Department of Mathematics and Statistics University of Massachusetts, Amherst, MA 01003
A coarse-grained kinetic Monte Carlo (CG-KMC) method was recently introduced as a hierarchical multiscale modeling tool for extending the length scales reached by stochastic simulations. Coarse-graining causes errors due to loss of degrees of freedom. To quantify these errors, theoretical error estimates derived using information loss theory are first presented. Simulations are subsequently carried out in the canonical ensemble for various combinations of key parameters suggested by theoretical estimates. Numerically evaluated errors are compared to theoretical error estimates to assess whether the latter can qualitatively capture the loss of information during coarse-graining. Finally, a standing wave example is presented to illustrate how these error estimates can be used to control accuracy in CG-KMC by employing adaptive meshes.

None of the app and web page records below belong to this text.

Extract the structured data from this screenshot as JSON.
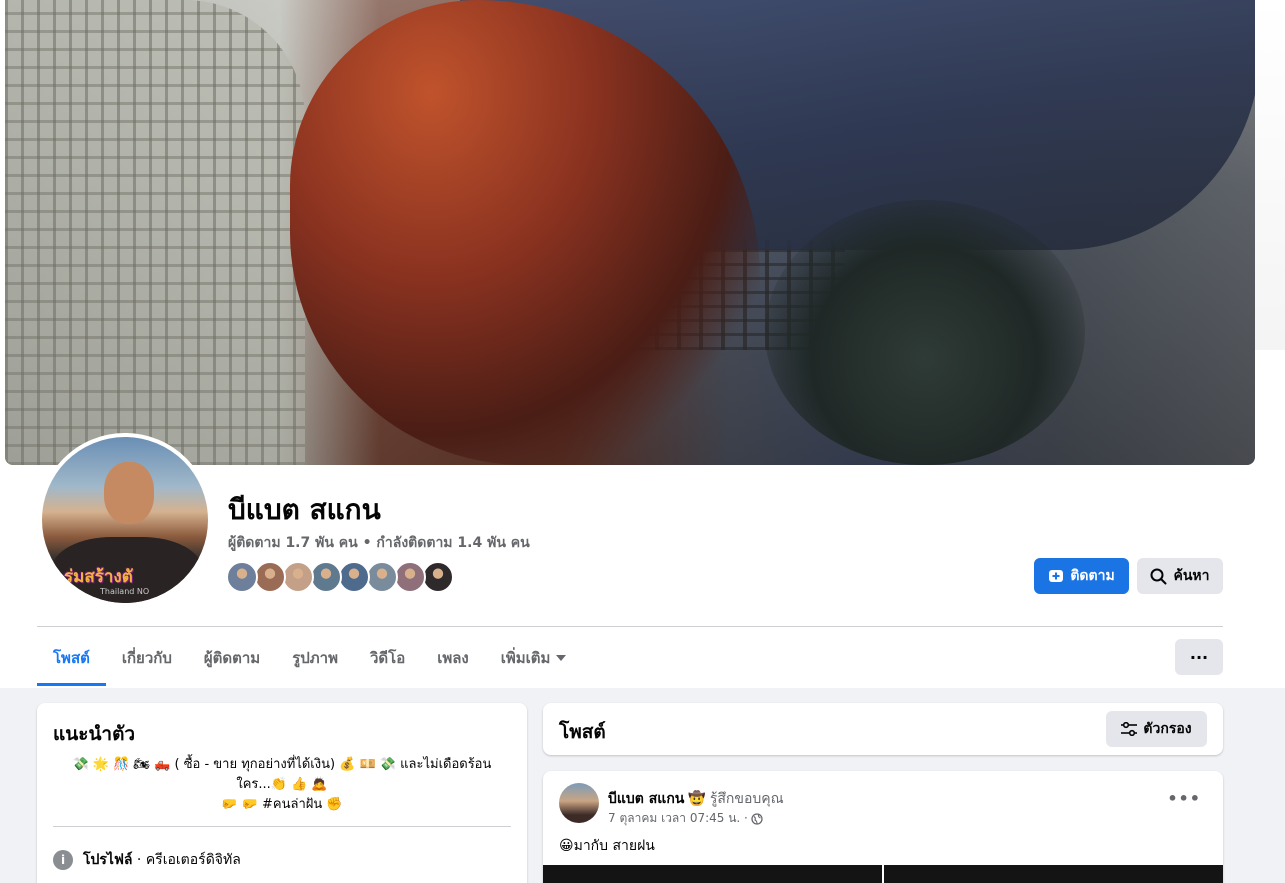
{
  "profile": {
    "name": "บีแบต สแกน",
    "stats": "ผู้ติดตาม 1.7 พัน คน • กำลังติดตาม 1.4 พัน คน",
    "avatar_brand": "ร่มสร้างตั",
    "avatar_brand_sub": "Thailand NO",
    "friend_colors": [
      "#6d7f9a",
      "#9a6b55",
      "#c4a089",
      "#5f7a8e",
      "#4e6a8c",
      "#7a8b9c",
      "#8e6f7a",
      "#2e2a2c"
    ]
  },
  "actions": {
    "follow_label": "ติดตาม",
    "search_label": "ค้นหา",
    "more_label": "···"
  },
  "tabs": [
    {
      "label": "โพสต์",
      "active": true
    },
    {
      "label": "เกี่ยวกับ"
    },
    {
      "label": "ผู้ติดตาม"
    },
    {
      "label": "รูปภาพ"
    },
    {
      "label": "วิดีโอ"
    },
    {
      "label": "เพลง"
    },
    {
      "label": "เพิ่มเติม"
    }
  ],
  "intro": {
    "title": "แนะนำตัว",
    "bio_line1": "💸 🌟 🎊 🏍 🛻 ( ซื้อ - ขาย ทุกอย่างที่ได้เงิน) 💰 💴 💸 และไม่เดือดร้อน",
    "bio_line2": "ใคร...👏 👍 🙇",
    "bio_line3": "🤛 🤛 #คนล่าฝัน ✊",
    "profile_label": "โปรไฟล์",
    "profile_category": " · ครีเอเตอร์ดิจิทัล"
  },
  "posts_section": {
    "title": "โพสต์",
    "filter_label": "ตัวกรอง"
  },
  "post": {
    "author": "บีแบต สแกน",
    "feeling_emoji": "🤠",
    "feeling": "รู้สึกขอบคุณ",
    "time": "7 ตุลาคม เวลา 07:45 น. ·",
    "text": "😀มากับ สายฝน"
  },
  "colors": {
    "accent": "#1877f2",
    "button_blue": "#1b74e4",
    "secondary_text": "#65676b",
    "button_grey": "#e4e6eb",
    "page_bg": "#f0f2f5"
  }
}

Micromorphic Fluid in an Elastic Porous Body: Blood Flow in Tissues with Microcirculation
71-84
Natalie K.
Axtell
Department of Mathematics Purdue University, West Lafayette, IN 47907
Moongyu
Park
Department of Mathematics, Purdue University, West Lafayette, IN 47907
John H.
Cushman
Purdue University West Lafayette Indiana UNITED STATES
The circulation of blood in tissues is a multiscale, multiphase porous media problem with a unique characteristic that the fluid phase is a micromorphic continuum, i.e., the fluid phase contains deformable particles that affect its flow. Fluid continuum particles possess three translational degrees of freedom and nine additional degrees for microrotation, microshear, and microstretch. These latter nine degrees of freedom are required to model the behavior of the red blood cells in small capillaries. The tissue phase is assumed to be an elastic porous body. The micromorphic fluid and the porous solid are homogenized to obtain balance and conservation equations. The entropy inequality for the mixture is employed to obtain thermodynamically consistent constitutive equations that are subsequently linearized. The resultant system has 28 equations with a like number of unknowns.
Multiscale Modeling of Turbulence, Radiation, and Combustion Interactions in Turbulent Flames
85-106
Traditional modeling of radiative transfer in reacting flows has ignored turbulence-radiation interactions, due to difficulties caused by their inherent nonlinearities and their vast range of length scales and time scales. The state-of-the-art of modeling TRI is reviewed, and some results are presented, in which TRI are calculated from basic principles from the composition probability density function method and from direct numerical simulation calculations. The results show that in turbulent jet flames TRI are always of great importance, and that they are dominated by the correlation between the absorption coefficient and the radiative Planck function.
Review: Multiscale Thermal Modeling in Nanoelectronics
107-133
Sanjiv
Sinha
Thermosciences Division, Department of Mechanical Engineering, Stanford University, Stanford, CA 94305-3030, USA
Kenneth E.
Goodson
Thermosciences Division, Mechanical Engineering Department, Stanford University Bldg. 530, 440 Escondido Mall, Stanford, CA 94305-3030, USA
Subcontinuum phonon conduction phenomena impede the cooling of field-effect transistors with gate lengths less than 100 nm, which degrades their performance and reliability. Thermal modeling of these nanodevices requires attention to a broad range of length scales and physical phenomena, ranging from continuum heat diffusion to atomic-scale interactions and phonon confinement. This review describes the state of the art in subcontinuum thermal modeling. Although the focus is on the silicon field-effect transistor, the models are general enough to apply to other semiconductor devices as well. Special attention is given to the recent advances in applying statistical and atomistic simulation methods to thermal transport.